FAQs for Disaster Victims - Calculating a Casualty Loss Under the National Disaster Relief Act of 2008


(03/09) Q: How do I determine my deduction for a casualty loss that resulted from a federally declared disaster.

A: How you determine a disaster-related casualty losses has changed as a result of the National Disaster Relief Act of 2008, which is effective for disasters occurring after December 31, 2007, and before January 1, 2010.

Under prior law, individuals who suffered casualty losses as a result of a Presidentially declared disaster were required to reduce the loss from each casualty event by $100 and reduce the total of their casualty losses for the tax year by 10 percent of their adjusted gross income. In addition, these individuals were required to claim their casualty losses as an itemized deduction.

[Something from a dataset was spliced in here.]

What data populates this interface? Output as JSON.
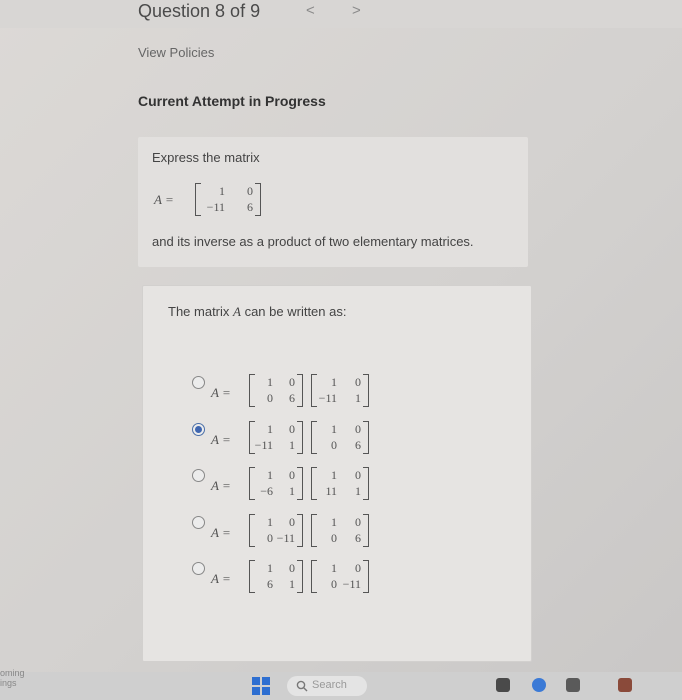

The new law changes the amount by which individual taxpayers must reduce their personal casualty losses from each casualty event from $100 to $500. This change is effective for taxable years beginning after December 31, 2008. The reduction amount returns to $100 for taxable years beginning after December 31, 2009.

The new law also removes the 10 percent of adjusted gross income limitation for net disaster losses and allows individuals to claim the net disaster losses even if they do not itemize their deductions.

To qualify, a loss must be attributable to a federally declared disaster and occur in an area determined by the President to warrant assistance by the federal government under the Stafford Act. The deduction is limited to the “net disaster loss” which consists of the excess of personal casualty losses attributable to a federally declared disaster over personal casualty gains.

Information on disaster areas may be found at the Federal Emergency Management Agency (FEMA) website.

These changes to the law do not apply to the casualty losses in the Midwestern disaster areas declared during the period beginning on May 20, 2008, and ending on July 31, 2008. See Publication 4492-B, Information for Affected Taxpayers in the Midwestern Disaster Areas.